No matter which platform you select, analyzing the sentiment of each record will result in a sentiment and magnitude score. Alone, these data posts can help you answer a lot of questions about your phone calls:
- Which callers are the most positive or negative?
- What percent of our calls are positive vs. negative?
- Are we generally creating more or less positive experiences over time?
Next, you can begin listening to individual call recordings or reviewing specific customer interactions to understand what happened this lead to a positive or negative experience. Identifying those needles in the proverbial haystack can help identify specific interactions that can become training opportunities.
Take it to the next level by combining the sentiment and magnitude scores with other data to learn even more about factors that contribute to a caller’s emotion:
- Call date/time: how does time of day or day of week influence caller sentiment?
- Number of calls and recency/frequency: if a caller calls multiple times, how does his/her emotion change as the number of calls increases?
- CRM integrations: do different customer segments have different experiences?
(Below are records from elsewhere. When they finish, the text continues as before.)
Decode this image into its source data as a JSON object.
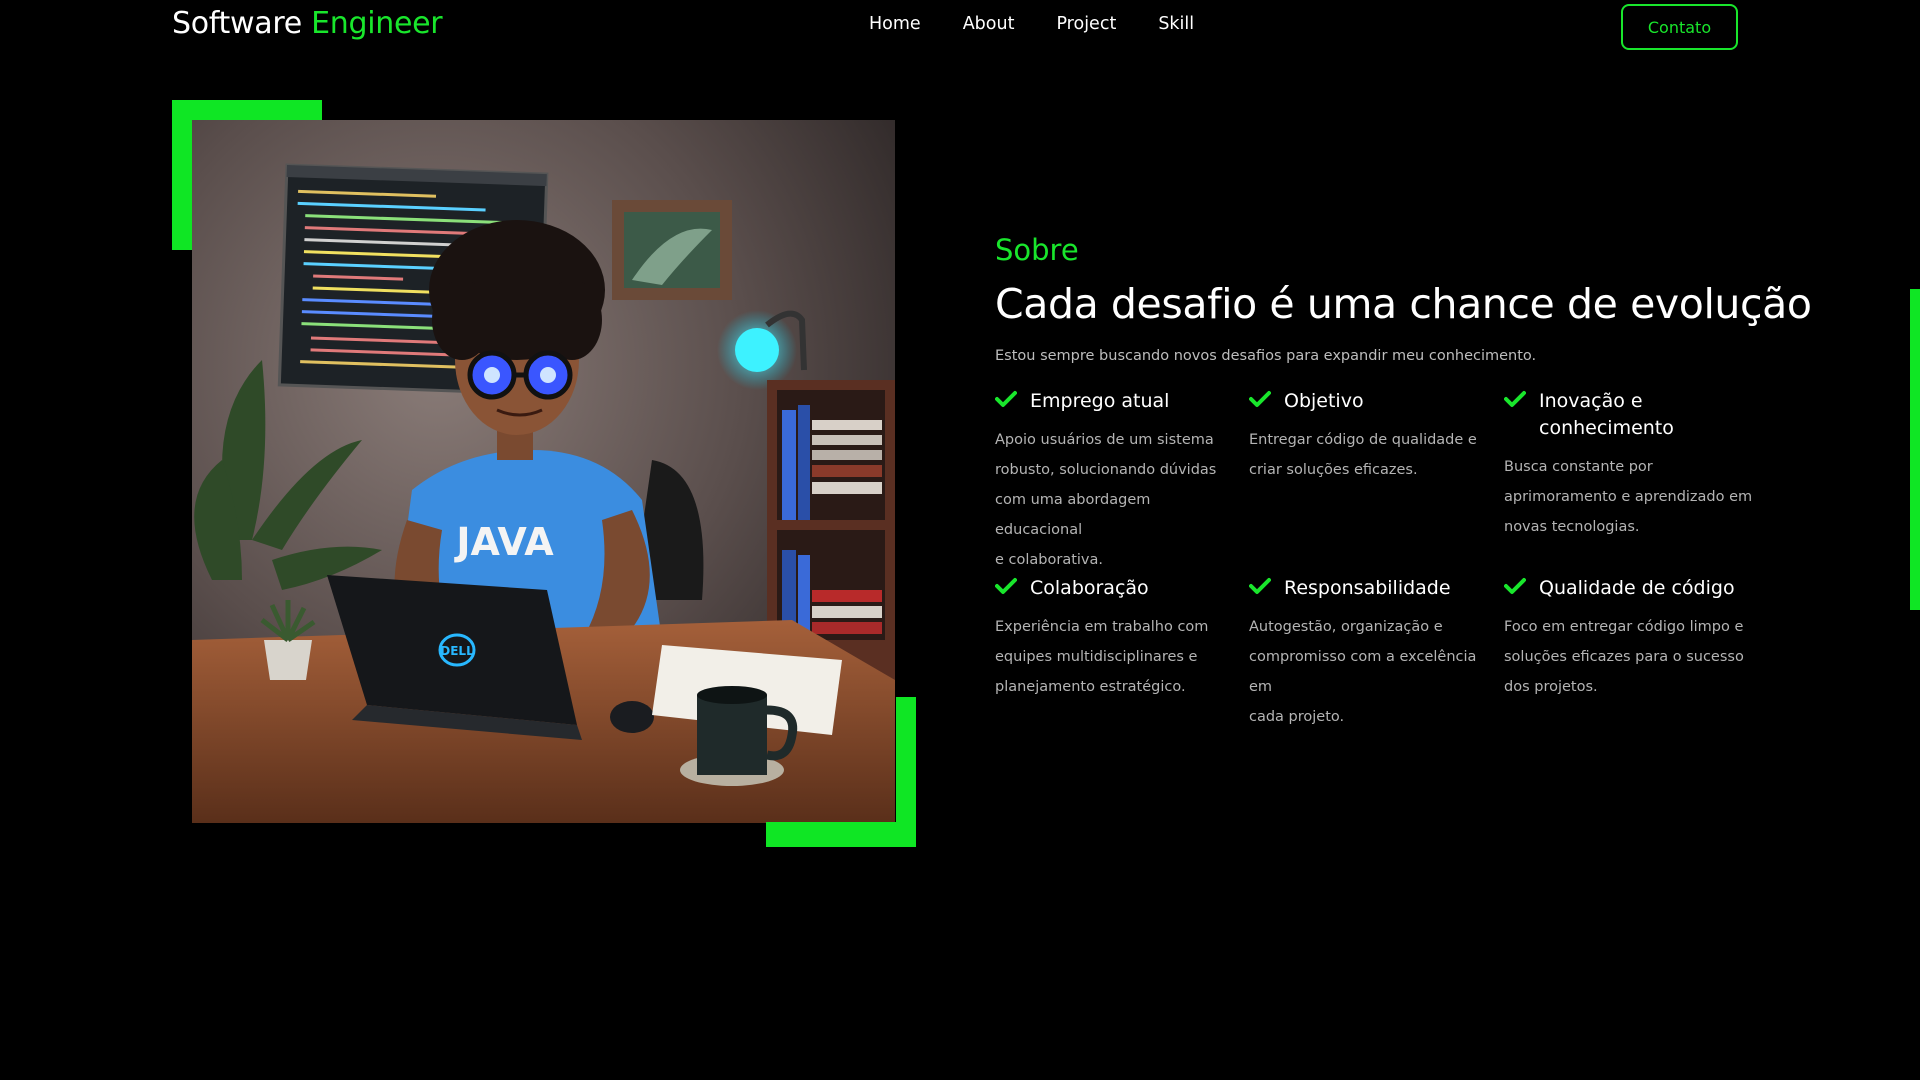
{
  "brand": {
    "name_part": "Software",
    "name_accent": "Engineer"
  },
  "nav": {
    "items": [
      {
        "label": "Home"
      },
      {
        "label": "About"
      },
      {
        "label": "Project"
      },
      {
        "label": "Skill"
      }
    ],
    "contact_label": "Contato"
  },
  "hero_image": {
    "shirt_text": "JAVA",
    "laptop_logo": "DELL"
  },
  "about": {
    "kicker": "Sobre",
    "title": "Cada desafio é uma chance de evolução",
    "intro": "Estou sempre buscando novos desafios para expandir meu conhecimento.",
    "features": [
      {
        "icon": "check-icon",
        "title": "Emprego atual",
        "text": [
          "Apoio usuários de um sistema",
          "robusto, solucionando dúvidas",
          "com uma abordagem educacional",
          "e colaborativa."
        ]
      },
      {
        "icon": "check-icon",
        "title": "Objetivo",
        "text": [
          "Entregar código de qualidade e",
          "criar soluções eficazes."
        ]
      },
      {
        "icon": "check-icon",
        "title": "Inovação e conhecimento",
        "text": [
          "Busca constante por",
          "aprimoramento e aprendizado em",
          "novas tecnologias."
        ]
      },
      {
        "icon": "check-icon",
        "title": "Colaboração",
        "text": [
          "Experiência em trabalho com",
          "equipes multidisciplinares e",
          "planejamento estratégico."
        ]
      },
      {
        "icon": "check-icon",
        "title": "Responsabilidade",
        "text": [
          "Autogestão, organização e",
          "compromisso com a excelência em",
          "cada projeto."
        ]
      },
      {
        "icon": "check-icon",
        "title": "Qualidade de código",
        "text": [
          "Foco em entregar código limpo e",
          "soluções eficazes para o sucesso",
          "dos projetos."
        ]
      }
    ]
  },
  "colors": {
    "accent": "#19e62c",
    "background": "#000000",
    "text": "#ffffff",
    "muted_text": "#b4b4b4"
  }
}
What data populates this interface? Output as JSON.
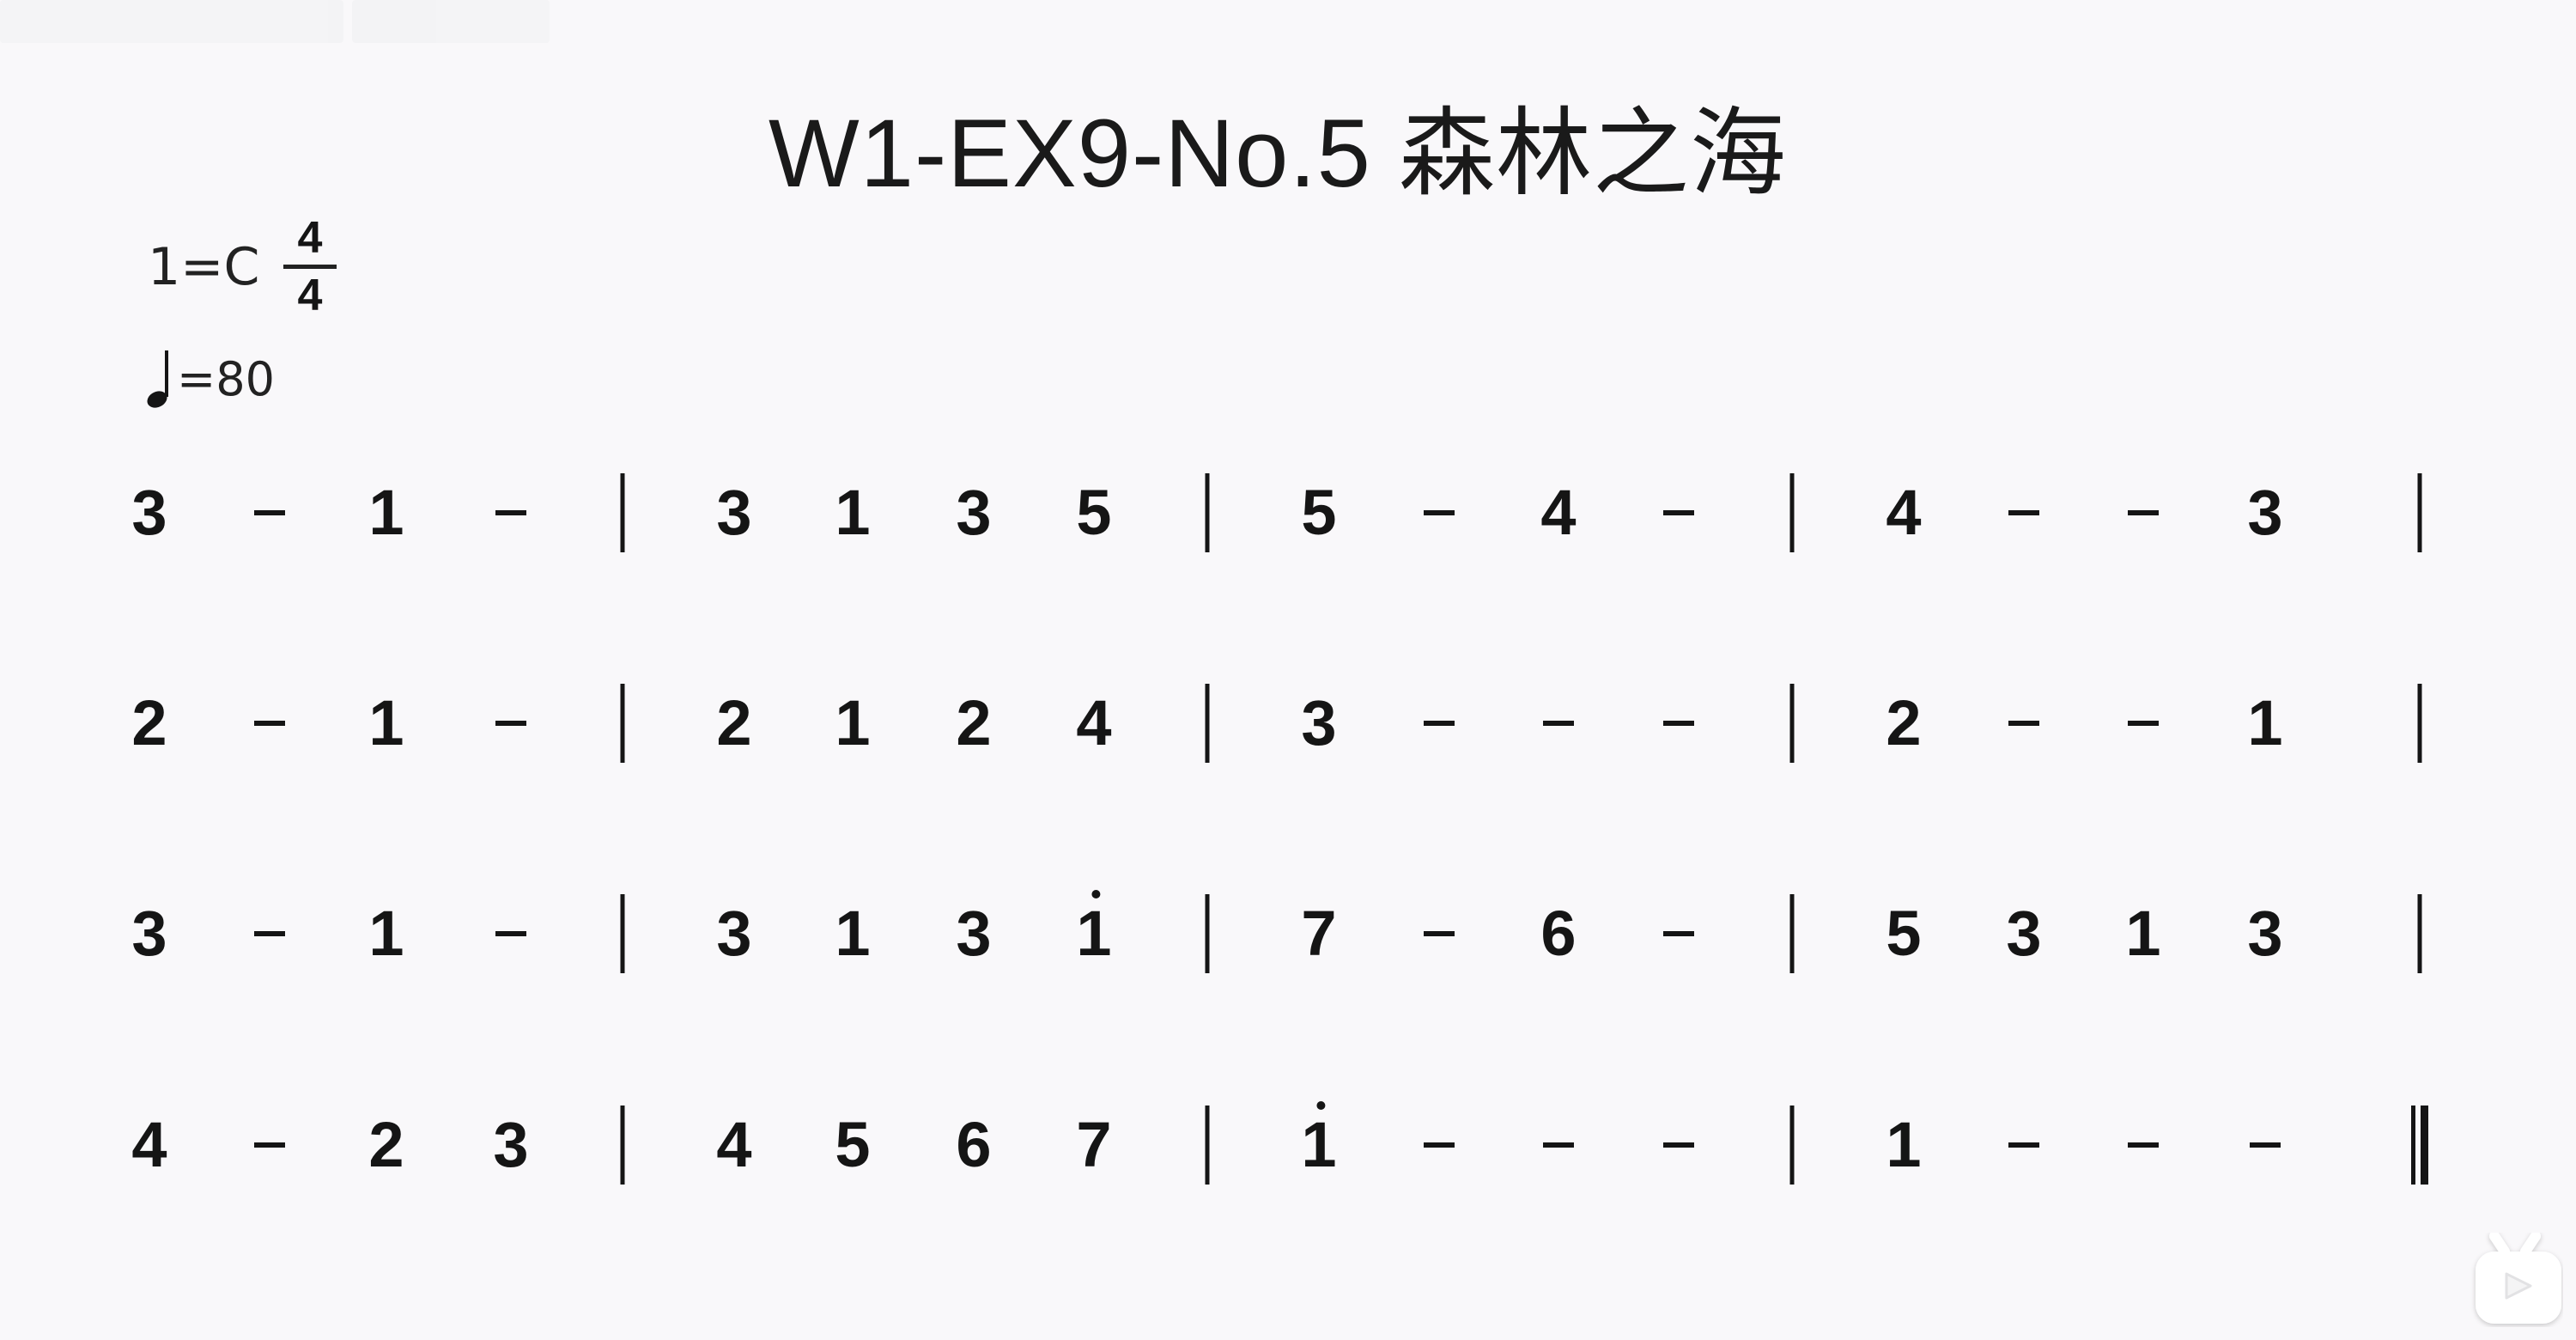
{
  "title": "W1-EX9-No.5 森林之海",
  "key": "1=C",
  "time_signature": {
    "top": "4",
    "bottom": "4"
  },
  "tempo": {
    "icon": "quarter-note-icon",
    "text": "=80"
  },
  "rows": [
    [
      [
        "3",
        "-",
        "1",
        "-"
      ],
      [
        "3",
        "1",
        "3",
        "5"
      ],
      [
        "5",
        "-",
        "4",
        "-"
      ],
      [
        "4",
        "-",
        "-",
        "3"
      ]
    ],
    [
      [
        "2",
        "-",
        "1",
        "-"
      ],
      [
        "2",
        "1",
        "2",
        "4"
      ],
      [
        "3",
        "-",
        "-",
        "-"
      ],
      [
        "2",
        "-",
        "-",
        "1"
      ]
    ],
    [
      [
        "3",
        "-",
        "1",
        "-"
      ],
      [
        "3",
        "1",
        "3",
        "1^"
      ],
      [
        "7",
        "-",
        "6",
        "-"
      ],
      [
        "5",
        "3",
        "1",
        "3"
      ]
    ],
    [
      [
        "4",
        "-",
        "2",
        "3"
      ],
      [
        "4",
        "5",
        "6",
        "7"
      ],
      [
        "1^",
        "-",
        "-",
        "-"
      ],
      [
        "1",
        "-",
        "-",
        "-"
      ]
    ]
  ],
  "watermark_icon": "bilibili-tv-icon"
}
How can you replicate successful interactions in one segment across others?
- Proximity: do callers nearby a place of business have a more positive experience than those farther away?
- Key words and phrases: which combinations of phrases yields higher or lower sentiment scores?
- Web analytics and campaign data: which traffic sources, campaigns, offers, or calls to action yield the most positive emotion?
- The data become even more useful as you interrogate it and layer in other sources of information. Look for anomalies and differences in scores between each dimension of your data. Digging into these interactions will lead to insights that were once locked up inside your organization!
Step 4: Act on the insights and become a better marketer
Once you identify which combinations of factors lead to happier customers, you can find ways to impact your customer experience and improve your chances of closing a sale.
For example, with insights generated by analyzing our 11,000+ phone calls, we are able to provide these strategic recommendations to our clients:
- Optimize your marketing mix and allocate more budget to channels that produce higher quality leads.
- Improve your website content by creating FAQ content to address common questions and sales materials that overcome common objections.
- Improve training and share examples of good calls and bad calls across your organization so that anybody that interacts with customers (sales teams, front desk/reception, and customer service) understand the factors that create happier customers.
- Minimize negative reviews by having managers or customer service proactively reach back out to callers that had a negative experience and offer a solution to fix their issues.
- Encourage positive reviews by soliciting your happiest customers with a follow up email asking for an online review.
By now, hopefully you can see the competitive advantage you’ll gain by listening to your customers and optimizing your sales funnel. Do these things you’ll be one of the select few digital marketers that has evolved beyond buying eyeballs and clicks into an indispensable marketing partner that helps close more sales.
Hope to see you next year at CTA Conference 2019!